While the first symposium "Sculpture Unlimited" in 2010 dealt with the question of how the contemporary field of sculpture can be defined in a useful and stimulating manner against its long history, the second edition looks at the present and future. Organised and introduced by Professor and Head of Department Eva Grubinger and visiting professor Jörg Heiser, with contributions by internationally reputed artists and scholars, the symposium asks the following question: If we assume that computers and algorithms increasingly control our lives, that they not only regulate social and communicative traffic but also produce new materials and things, does this increase or decrease the space for artistic imagination and innovation? Where is the place of art in general and sculpture in particular, provided that we don't want art to resort to merely maintaining aesthetic traditions?
With sculpture as a leading reference, the contributions will address theory, aesthetics, and technology, asking: Do current philosophical movements such as new materialism and object-oriented ontology affect our notion of the art object? Does so-called post-Internet art have a future? And how does the Internet of Things relate to objects and things in art?
The complete program can be found here.
The symposium is open to the public and free of charge.
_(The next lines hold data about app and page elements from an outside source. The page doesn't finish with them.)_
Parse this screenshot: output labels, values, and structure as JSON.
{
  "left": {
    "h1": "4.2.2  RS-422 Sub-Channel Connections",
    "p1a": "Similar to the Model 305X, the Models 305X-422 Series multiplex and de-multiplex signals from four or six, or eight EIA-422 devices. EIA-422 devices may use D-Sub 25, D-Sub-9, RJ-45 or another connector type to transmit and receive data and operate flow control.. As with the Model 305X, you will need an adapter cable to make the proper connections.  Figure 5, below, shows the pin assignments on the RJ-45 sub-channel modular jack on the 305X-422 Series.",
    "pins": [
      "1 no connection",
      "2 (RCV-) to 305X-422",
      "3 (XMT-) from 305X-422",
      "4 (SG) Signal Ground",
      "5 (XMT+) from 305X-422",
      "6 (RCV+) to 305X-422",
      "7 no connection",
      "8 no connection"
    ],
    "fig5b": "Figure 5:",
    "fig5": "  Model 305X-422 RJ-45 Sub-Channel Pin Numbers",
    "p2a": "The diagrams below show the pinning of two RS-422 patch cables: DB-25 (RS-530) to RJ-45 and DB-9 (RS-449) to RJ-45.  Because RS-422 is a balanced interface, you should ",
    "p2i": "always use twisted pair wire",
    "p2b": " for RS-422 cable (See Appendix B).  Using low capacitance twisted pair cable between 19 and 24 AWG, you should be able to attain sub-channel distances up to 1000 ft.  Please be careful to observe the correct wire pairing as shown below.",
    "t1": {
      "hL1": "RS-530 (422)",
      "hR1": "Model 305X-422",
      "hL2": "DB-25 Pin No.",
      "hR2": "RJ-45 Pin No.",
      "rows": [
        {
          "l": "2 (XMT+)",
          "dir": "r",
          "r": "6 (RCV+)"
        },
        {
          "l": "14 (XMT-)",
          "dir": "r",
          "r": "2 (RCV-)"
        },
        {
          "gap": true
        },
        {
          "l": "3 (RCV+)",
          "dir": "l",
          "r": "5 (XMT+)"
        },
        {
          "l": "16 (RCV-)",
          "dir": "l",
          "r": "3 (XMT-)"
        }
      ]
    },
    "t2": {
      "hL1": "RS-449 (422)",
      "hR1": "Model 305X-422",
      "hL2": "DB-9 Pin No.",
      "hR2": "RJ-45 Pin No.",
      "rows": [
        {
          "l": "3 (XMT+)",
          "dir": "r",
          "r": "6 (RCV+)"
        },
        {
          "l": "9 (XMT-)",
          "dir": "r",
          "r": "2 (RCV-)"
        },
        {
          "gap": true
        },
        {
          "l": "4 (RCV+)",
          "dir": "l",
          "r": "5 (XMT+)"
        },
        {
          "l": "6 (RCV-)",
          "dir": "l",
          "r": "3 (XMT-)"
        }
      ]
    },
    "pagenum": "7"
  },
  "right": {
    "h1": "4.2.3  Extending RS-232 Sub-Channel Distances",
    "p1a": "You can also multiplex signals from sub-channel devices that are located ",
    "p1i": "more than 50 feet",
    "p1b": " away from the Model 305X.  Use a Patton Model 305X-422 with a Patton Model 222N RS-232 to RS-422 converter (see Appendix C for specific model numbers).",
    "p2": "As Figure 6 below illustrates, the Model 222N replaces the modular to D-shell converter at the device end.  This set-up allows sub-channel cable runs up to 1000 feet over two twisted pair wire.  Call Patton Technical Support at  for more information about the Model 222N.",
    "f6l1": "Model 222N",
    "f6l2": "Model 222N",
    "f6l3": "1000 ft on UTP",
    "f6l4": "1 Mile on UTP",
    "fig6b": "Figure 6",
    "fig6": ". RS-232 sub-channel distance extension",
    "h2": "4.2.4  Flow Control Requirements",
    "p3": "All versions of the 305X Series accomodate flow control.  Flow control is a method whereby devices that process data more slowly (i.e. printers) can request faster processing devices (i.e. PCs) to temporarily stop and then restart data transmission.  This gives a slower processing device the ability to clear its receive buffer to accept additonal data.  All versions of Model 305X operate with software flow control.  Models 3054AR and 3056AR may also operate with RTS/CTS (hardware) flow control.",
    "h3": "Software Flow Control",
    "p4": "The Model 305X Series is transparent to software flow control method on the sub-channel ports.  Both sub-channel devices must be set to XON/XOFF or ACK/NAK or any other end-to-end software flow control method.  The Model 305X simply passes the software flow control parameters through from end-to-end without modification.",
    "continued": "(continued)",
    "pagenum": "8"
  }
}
As with the first "Sculpture Unlimited" symposium, a reader featuring the contributions of all participants will be published with Sternberg Press Berlin in 2015.